_PROBLEM TO SOLVE:_ Your answer should be every line with the word "title", copied from the data below.

Data about app and page elements
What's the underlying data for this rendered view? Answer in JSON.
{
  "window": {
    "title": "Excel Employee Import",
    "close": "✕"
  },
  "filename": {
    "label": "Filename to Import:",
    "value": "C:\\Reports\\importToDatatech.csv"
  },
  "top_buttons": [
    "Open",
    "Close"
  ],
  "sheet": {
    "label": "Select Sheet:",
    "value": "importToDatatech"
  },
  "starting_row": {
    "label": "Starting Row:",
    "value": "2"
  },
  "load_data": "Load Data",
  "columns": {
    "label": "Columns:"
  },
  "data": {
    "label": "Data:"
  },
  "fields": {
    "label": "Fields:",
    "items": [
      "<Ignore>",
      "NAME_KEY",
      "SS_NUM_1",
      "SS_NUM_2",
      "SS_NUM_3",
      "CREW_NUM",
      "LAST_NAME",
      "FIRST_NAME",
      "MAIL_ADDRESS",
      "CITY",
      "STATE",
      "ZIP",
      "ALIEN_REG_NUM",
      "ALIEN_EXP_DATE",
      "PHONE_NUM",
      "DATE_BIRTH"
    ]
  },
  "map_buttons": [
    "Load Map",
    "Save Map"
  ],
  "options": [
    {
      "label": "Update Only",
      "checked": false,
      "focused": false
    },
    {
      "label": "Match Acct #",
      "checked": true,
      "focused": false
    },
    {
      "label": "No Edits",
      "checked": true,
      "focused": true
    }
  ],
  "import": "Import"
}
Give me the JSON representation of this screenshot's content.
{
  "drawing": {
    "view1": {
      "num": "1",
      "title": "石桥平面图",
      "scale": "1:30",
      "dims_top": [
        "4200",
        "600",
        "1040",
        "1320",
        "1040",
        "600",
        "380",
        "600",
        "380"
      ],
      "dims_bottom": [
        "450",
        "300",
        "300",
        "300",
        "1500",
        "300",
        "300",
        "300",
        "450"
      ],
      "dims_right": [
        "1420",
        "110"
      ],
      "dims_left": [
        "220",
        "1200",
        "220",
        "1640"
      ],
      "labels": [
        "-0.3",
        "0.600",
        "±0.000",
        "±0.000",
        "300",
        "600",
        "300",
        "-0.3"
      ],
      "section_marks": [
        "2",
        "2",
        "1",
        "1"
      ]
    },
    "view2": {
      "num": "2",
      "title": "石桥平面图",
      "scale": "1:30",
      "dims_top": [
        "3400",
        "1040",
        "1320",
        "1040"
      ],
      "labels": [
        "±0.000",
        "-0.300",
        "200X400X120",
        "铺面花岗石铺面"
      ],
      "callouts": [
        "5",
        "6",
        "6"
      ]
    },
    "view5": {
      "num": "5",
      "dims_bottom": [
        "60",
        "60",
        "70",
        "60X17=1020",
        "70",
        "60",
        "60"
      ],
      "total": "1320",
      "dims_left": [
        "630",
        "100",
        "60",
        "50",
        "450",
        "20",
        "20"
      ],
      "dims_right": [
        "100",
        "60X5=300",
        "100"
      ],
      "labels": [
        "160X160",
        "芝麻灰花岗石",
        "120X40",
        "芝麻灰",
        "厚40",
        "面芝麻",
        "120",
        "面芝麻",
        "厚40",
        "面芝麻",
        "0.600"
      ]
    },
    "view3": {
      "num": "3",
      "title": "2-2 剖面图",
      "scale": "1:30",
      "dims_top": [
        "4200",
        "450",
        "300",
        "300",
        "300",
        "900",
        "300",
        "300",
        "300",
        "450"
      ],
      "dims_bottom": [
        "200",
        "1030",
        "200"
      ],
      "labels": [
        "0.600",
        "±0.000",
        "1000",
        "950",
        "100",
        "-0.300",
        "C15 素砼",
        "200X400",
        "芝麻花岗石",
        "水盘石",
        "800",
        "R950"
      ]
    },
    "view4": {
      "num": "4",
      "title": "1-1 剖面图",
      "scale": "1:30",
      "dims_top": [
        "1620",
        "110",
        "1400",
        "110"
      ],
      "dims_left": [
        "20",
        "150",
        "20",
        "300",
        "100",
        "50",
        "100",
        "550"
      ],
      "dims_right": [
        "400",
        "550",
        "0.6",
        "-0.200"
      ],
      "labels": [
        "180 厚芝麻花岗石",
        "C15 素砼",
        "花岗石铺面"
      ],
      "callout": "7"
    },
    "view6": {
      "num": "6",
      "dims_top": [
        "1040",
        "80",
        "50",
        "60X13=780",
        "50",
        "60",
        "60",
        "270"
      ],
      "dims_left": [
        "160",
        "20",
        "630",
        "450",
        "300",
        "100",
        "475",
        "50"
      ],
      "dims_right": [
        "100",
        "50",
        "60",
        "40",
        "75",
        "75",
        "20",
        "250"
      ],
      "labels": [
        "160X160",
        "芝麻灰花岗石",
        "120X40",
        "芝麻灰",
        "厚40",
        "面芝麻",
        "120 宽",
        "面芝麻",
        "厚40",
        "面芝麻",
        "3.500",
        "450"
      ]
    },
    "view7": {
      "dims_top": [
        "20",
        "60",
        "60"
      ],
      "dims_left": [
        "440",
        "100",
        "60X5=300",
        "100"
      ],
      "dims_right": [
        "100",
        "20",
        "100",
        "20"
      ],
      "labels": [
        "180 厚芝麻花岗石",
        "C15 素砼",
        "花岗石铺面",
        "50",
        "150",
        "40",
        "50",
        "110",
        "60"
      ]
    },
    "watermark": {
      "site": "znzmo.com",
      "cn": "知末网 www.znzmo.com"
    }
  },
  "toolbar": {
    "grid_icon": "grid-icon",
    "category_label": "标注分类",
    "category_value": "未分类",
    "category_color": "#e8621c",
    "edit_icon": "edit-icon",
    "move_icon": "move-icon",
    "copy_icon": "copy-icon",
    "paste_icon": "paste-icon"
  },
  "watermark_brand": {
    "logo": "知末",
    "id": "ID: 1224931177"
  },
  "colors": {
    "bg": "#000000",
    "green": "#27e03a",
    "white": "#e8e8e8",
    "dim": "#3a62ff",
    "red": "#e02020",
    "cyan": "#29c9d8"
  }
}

_OUTPUT OF THE EXERCISE:_
    "title": "Excel Employee Import",
      "title": "石桥平面图",
      "title": "石桥平面图",
      "title": "2-2 剖面图",
      "title": "1-1 剖面图",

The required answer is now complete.